“However, the decline in demand appears to have been matched by weakness on the supply side of the market. Surveyors report that instructions to sell have also declined and the stock of properties on the market remains close to thirty-year lows. This helps to explain why the pace of house price growth has remained broadly stable.
Outlook for the housing market still clouded
“What happens next on the demand side will be determined, to a large extent, by the outlook for the labour market and confidence amongst prospective buyers.
“It is encouraging that the unemployment rate remained at a ten-year low in the three months to June, though labour market trends tend to lag developments in the wider economy. It is also positive that retail sales increased at a healthy rate in July, up almost 6% compared to the previous year, even though consumer confidence fell sharply during the month.
“However, business surveys suggest that the manufacturing, services and construction sectors all slowed sharply in July, and, if sustained, this is likely to have a negative impact on the labour market and household confidence.
“Most forecasters, including the Bank of England, expect the economy to show little growth over the remainder of the year. Indeed, these concerns prompted the Bank’s Monetary Policy Committee (MPC) to implement a range of stimulus measures at the start of August, which will provide support to economic activity and the housing market.
Monetary policy measures will provide some support for households and the housing market
“The MPC’s decision to lower UK interest rates from 0.5% to a new low of 0.25% will provide an immediate benefit to many mortgage borrowers, though for most the boost will be fairly modest.
“The proportion of mortgage balances on variable rate products is lower than average at present (c.45% compared to an average of around 60% since 2001) and the typical saving from a 0.25% cut in interest rates is around £15 per month.
“The MPC’s stimulus measures will also provide indirect support to the housing market, and not just by boosting wider economic activity.

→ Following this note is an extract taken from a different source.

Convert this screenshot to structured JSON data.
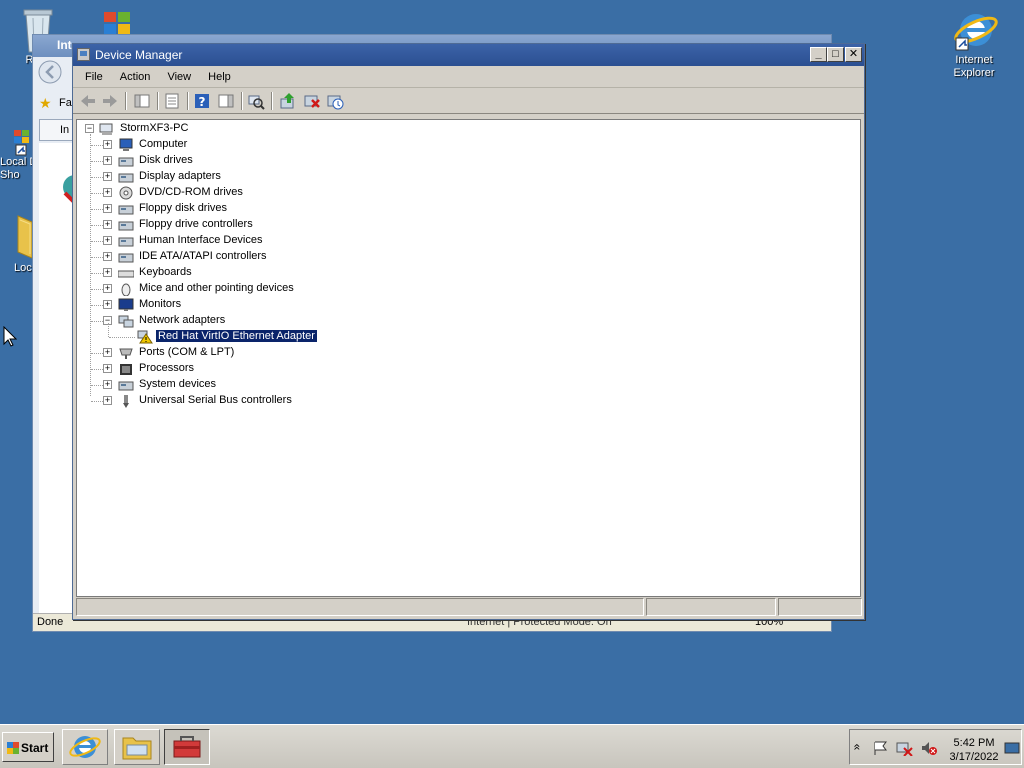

For example, the decision to purchase an additional £60 billion of UK government bonds will put downward pressure on long-term interest rates which will, in turn, help to lower the cost of fixed-rate mortgages, which have already declined to new all-time lows.
“The creation of the new Term Funding Scheme is also important, as it means that lenders will have guaranteed access to low-cost funding from the Bank of England, which should help ensure the supply of credit is maintained.”